Now, we want to specify which line we’re on, so let’s number each line. We could start by calling the meridian “0”. The line to the west would be “–1” and the line to the east would be “+1”. However, negative numbers can be tricky to work with and might be misread. A bit of smudged ink might literally put you on the other side of the planet! Instead, we could just number them 1 to 9. In doing this, we’ve created a *false easting* of 5!

Subtracting the false easting from a given number will give you the true easting. If you subtract 5 from 5, you get zero, so you know that the 5th line in sequence is the meridian of this map. Subtracting 5 from the easternmost edge would give you 4. Subtracting 5 from the westernmost edge would give you –4.
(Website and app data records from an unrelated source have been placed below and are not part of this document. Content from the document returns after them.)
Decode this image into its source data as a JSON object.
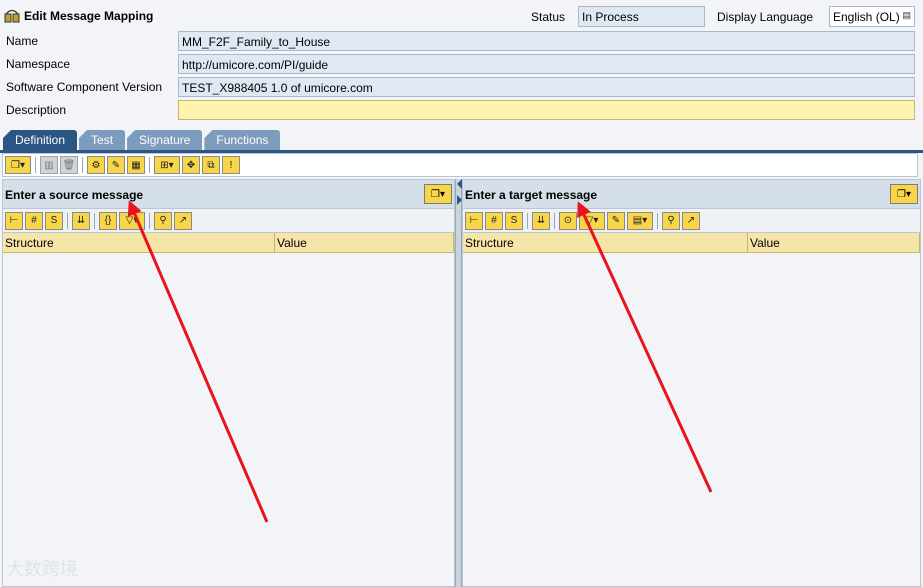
{
  "header": {
    "title": "Edit Message Mapping",
    "status_label": "Status",
    "status_value": "In Process",
    "language_label": "Display Language",
    "language_value": "English (OL)"
  },
  "fields": [
    {
      "label": "Name",
      "value": "MM_F2F_Family_to_House"
    },
    {
      "label": "Namespace",
      "value": "http://umicore.com/PI/guide"
    },
    {
      "label": "Software Component Version",
      "value": "TEST_X988405 1.0 of umicore.com"
    },
    {
      "label": "Description",
      "value": ""
    }
  ],
  "tabs": [
    {
      "label": "Definition",
      "active": true
    },
    {
      "label": "Test",
      "active": false
    },
    {
      "label": "Signature",
      "active": false
    },
    {
      "label": "Functions",
      "active": false
    }
  ],
  "source_pane": {
    "title": "Enter a source message",
    "columns": [
      "Structure",
      "Value"
    ]
  },
  "target_pane": {
    "title": "Enter a target message",
    "columns": [
      "Structure",
      "Value"
    ]
  },
  "watermark": "大数跨境",
  "colors": {
    "tab_active": "#2b5683",
    "tab_inactive": "#7d9bbc",
    "field_bg": "#dfe8f3",
    "required_field_bg": "#fff3b0",
    "table_header_bg": "#f5e6a8",
    "annotation_arrow": "#e8141b"
  }
}
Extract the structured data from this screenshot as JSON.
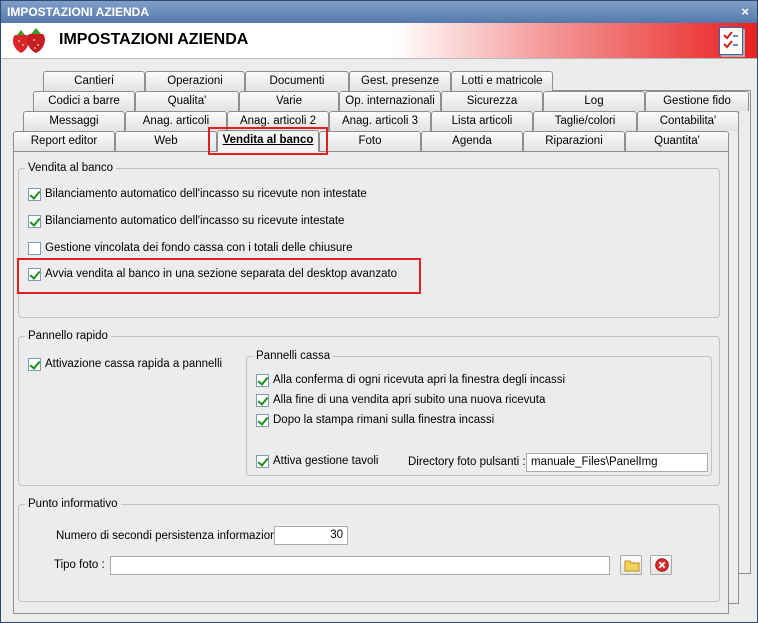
{
  "window": {
    "title": "IMPOSTAZIONI AZIENDA",
    "close_glyph": "×"
  },
  "header": {
    "title": "IMPOSTAZIONI AZIENDA",
    "logo_icon": "strawberry-icon",
    "right_icon": "checklist-icon"
  },
  "tabs": {
    "row1": [
      "Cantieri",
      "Operazioni",
      "Documenti",
      "Gest. presenze",
      "Lotti e matricole"
    ],
    "row2": [
      "Codici a barre",
      "Qualita'",
      "Varie",
      "Op. internazionali",
      "Sicurezza",
      "Log",
      "Gestione fido"
    ],
    "row3": [
      "Messaggi",
      "Anag. articoli",
      "Anag. articoli 2",
      "Anag. articoli 3",
      "Lista articoli",
      "Taglie/colori",
      "Contabilita'"
    ],
    "row4": [
      "Report editor",
      "Web",
      "Vendita al banco",
      "Foto",
      "Agenda",
      "Riparazioni",
      "Quantita'"
    ],
    "active": "Vendita al banco"
  },
  "vendita": {
    "legend": "Vendita al banco",
    "options": [
      {
        "label": "Bilanciamento automatico dell'incasso su ricevute non intestate",
        "checked": true
      },
      {
        "label": "Bilanciamento automatico dell'incasso su ricevute intestate",
        "checked": true
      },
      {
        "label": "Gestione vincolata dei fondo cassa con i totali delle chiusure",
        "checked": false
      },
      {
        "label": "Avvia vendita al banco in una sezione separata del desktop avanzato",
        "checked": true
      }
    ]
  },
  "pannello": {
    "legend": "Pannello rapido",
    "attivazione": {
      "label": "Attivazione cassa rapida a pannelli",
      "checked": true
    },
    "cassa": {
      "legend": "Pannelli cassa",
      "options": [
        {
          "label": "Alla conferma di ogni ricevuta apri la finestra degli incassi",
          "checked": true
        },
        {
          "label": "Alla fine di una vendita apri subito una nuova ricevuta",
          "checked": true
        },
        {
          "label": "Dopo la stampa rimani sulla finestra incassi",
          "checked": true
        },
        {
          "label": "Attiva gestione tavoli",
          "checked": true
        }
      ],
      "directory_label": "Directory foto pulsanti :",
      "directory_value": "manuale_Files\\PanelImg"
    }
  },
  "punto": {
    "legend": "Punto informativo",
    "secondi_label": "Numero di secondi persistenza informazioni :",
    "secondi_value": "30",
    "tipo_foto_label": "Tipo foto :",
    "tipo_foto_value": "",
    "folder_icon": "folder-icon",
    "delete_icon": "delete-icon"
  },
  "colors": {
    "highlight": "#e02020",
    "check": "#1a8f1a",
    "title_bar": "#5479aa"
  }
}
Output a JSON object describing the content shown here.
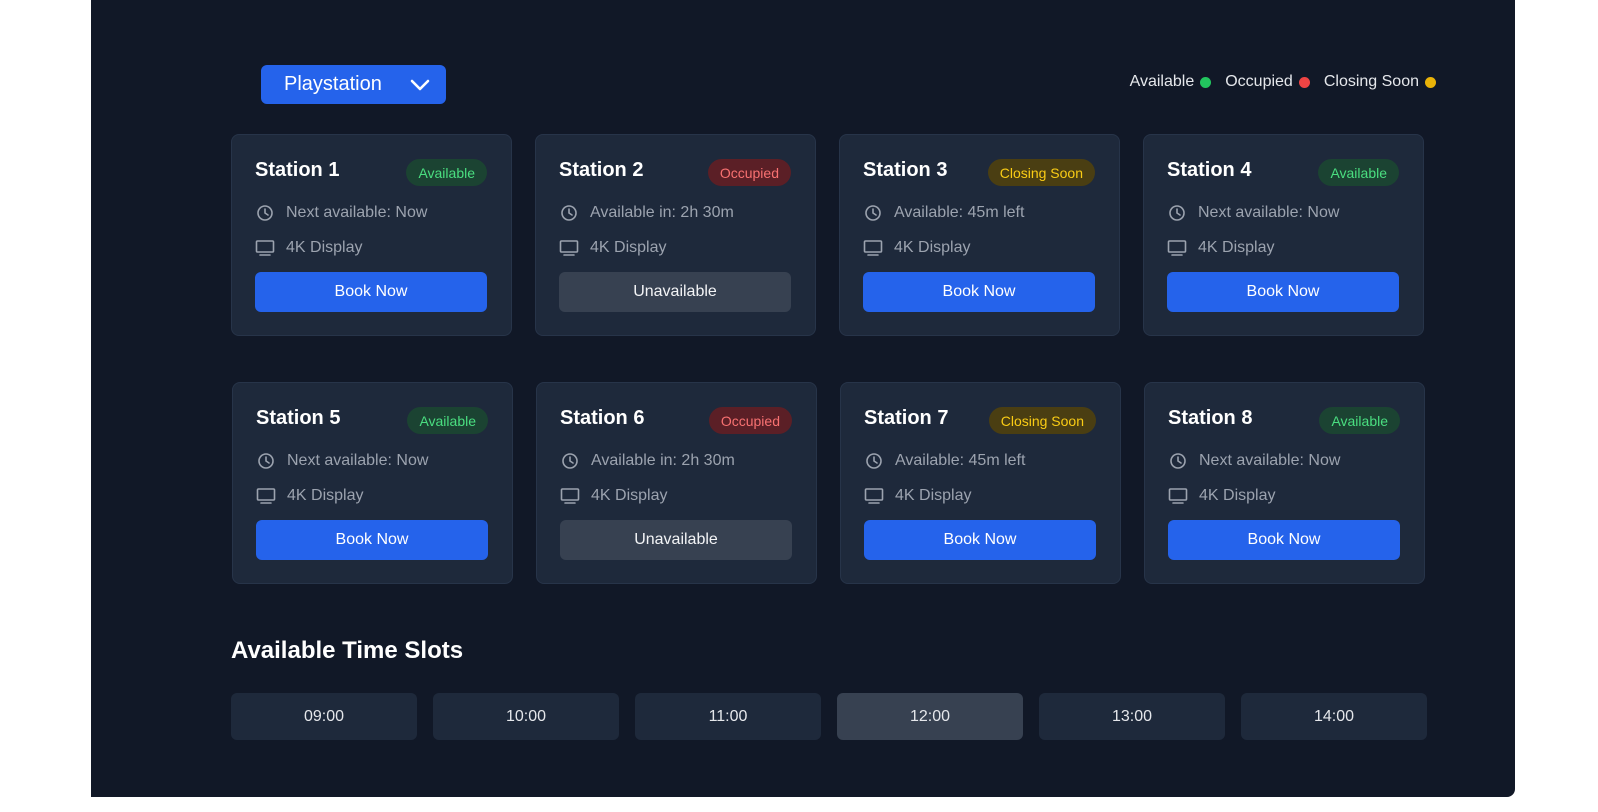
{
  "console_select": {
    "value": "Playstation",
    "icon": "chevron-down-icon"
  },
  "legend": [
    {
      "label": "Available",
      "color": "#22c55e"
    },
    {
      "label": "Occupied",
      "color": "#ef4444"
    },
    {
      "label": "Closing Soon",
      "color": "#eab308"
    }
  ],
  "stations": [
    {
      "name": "Station 1",
      "status": "Available",
      "status_type": "available",
      "availability": "Next available: Now",
      "display": "4K Display",
      "action": "Book Now",
      "action_type": "book"
    },
    {
      "name": "Station 2",
      "status": "Occupied",
      "status_type": "occupied",
      "availability": "Available in: 2h 30m",
      "display": "4K Display",
      "action": "Unavailable",
      "action_type": "unavailable"
    },
    {
      "name": "Station 3",
      "status": "Closing Soon",
      "status_type": "closing",
      "availability": "Available: 45m left",
      "display": "4K Display",
      "action": "Book Now",
      "action_type": "book"
    },
    {
      "name": "Station 4",
      "status": "Available",
      "status_type": "available",
      "availability": "Next available: Now",
      "display": "4K Display",
      "action": "Book Now",
      "action_type": "book"
    },
    {
      "name": "Station 5",
      "status": "Available",
      "status_type": "available",
      "availability": "Next available: Now",
      "display": "4K Display",
      "action": "Book Now",
      "action_type": "book"
    },
    {
      "name": "Station 6",
      "status": "Occupied",
      "status_type": "occupied",
      "availability": "Available in: 2h 30m",
      "display": "4K Display",
      "action": "Unavailable",
      "action_type": "unavailable"
    },
    {
      "name": "Station 7",
      "status": "Closing Soon",
      "status_type": "closing",
      "availability": "Available: 45m left",
      "display": "4K Display",
      "action": "Book Now",
      "action_type": "book"
    },
    {
      "name": "Station 8",
      "status": "Available",
      "status_type": "available",
      "availability": "Next available: Now",
      "display": "4K Display",
      "action": "Book Now",
      "action_type": "book"
    }
  ],
  "time_slots": {
    "title": "Available Time Slots",
    "slots": [
      "09:00",
      "10:00",
      "11:00",
      "12:00",
      "13:00",
      "14:00"
    ],
    "selected": "12:00"
  }
}
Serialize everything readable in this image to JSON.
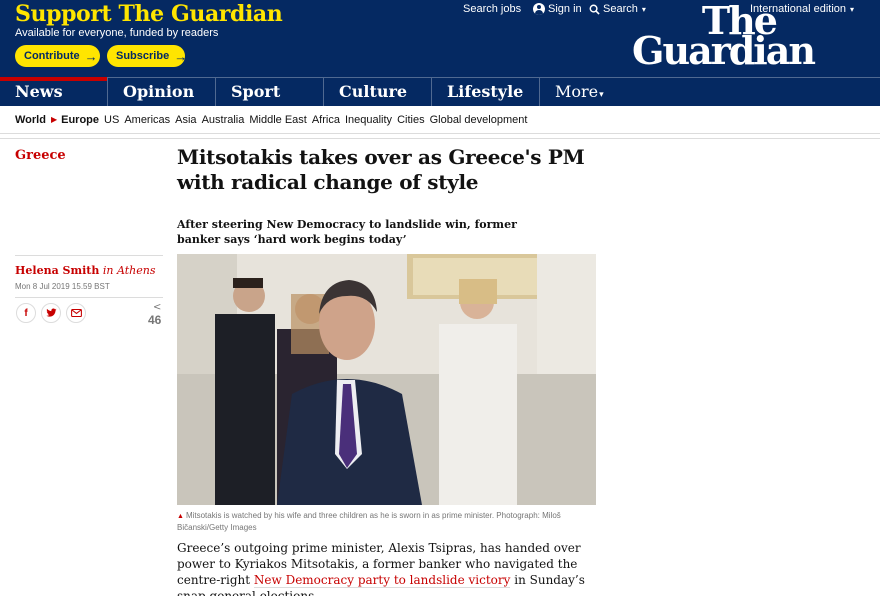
{
  "support": {
    "title": "Support The Guardian",
    "subtitle": "Available for everyone, funded by readers",
    "contribute_label": "Contribute",
    "subscribe_label": "Subscribe"
  },
  "utility": {
    "search_jobs": "Search jobs",
    "sign_in": "Sign in",
    "search": "Search",
    "edition": "International edition"
  },
  "logo": {
    "line1": "The",
    "line2": "Guardian"
  },
  "pillars": [
    "News",
    "Opinion",
    "Sport",
    "Culture",
    "Lifestyle",
    "More"
  ],
  "subnav": {
    "world": "World",
    "current": "Europe",
    "items": [
      "US",
      "Americas",
      "Asia",
      "Australia",
      "Middle East",
      "Africa",
      "Inequality",
      "Cities",
      "Global development"
    ]
  },
  "article": {
    "section": "Greece",
    "headline": "Mitsotakis takes over as Greece's PM with radical change of style",
    "standfirst": "After steering New Democracy to landslide win, former banker says ‘hard work begins today’",
    "author": "Helena Smith",
    "location": "in Athens",
    "date": "Mon 8 Jul 2019 15.59 BST",
    "share_count": "46",
    "caption": "Mitsotakis is watched by his wife and three children as he is sworn in as prime minister. Photograph: Miloš Bičanski/Getty Images",
    "body_before": "Greece’s outgoing prime minister, Alexis Tsipras, has handed over power to Kyriakos Mitsotakis, a former banker who navigated the centre-right ",
    "body_link": "New Democracy party to landslide victory",
    "body_after": " in Sunday’s snap general elections."
  },
  "colors": {
    "brand_blue": "#052962",
    "support_yellow": "#ffe500",
    "news_red": "#c70000"
  }
}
It’s a trifle more complicated than that, but not by much. This isn’t the *only* use for a false easting or northing, but it’s a common one. Some projections have standardized false eastings. For example, the UTM projection uses a false easting of 500,000 meters for each zone.

False northings are the same—just in a different direction.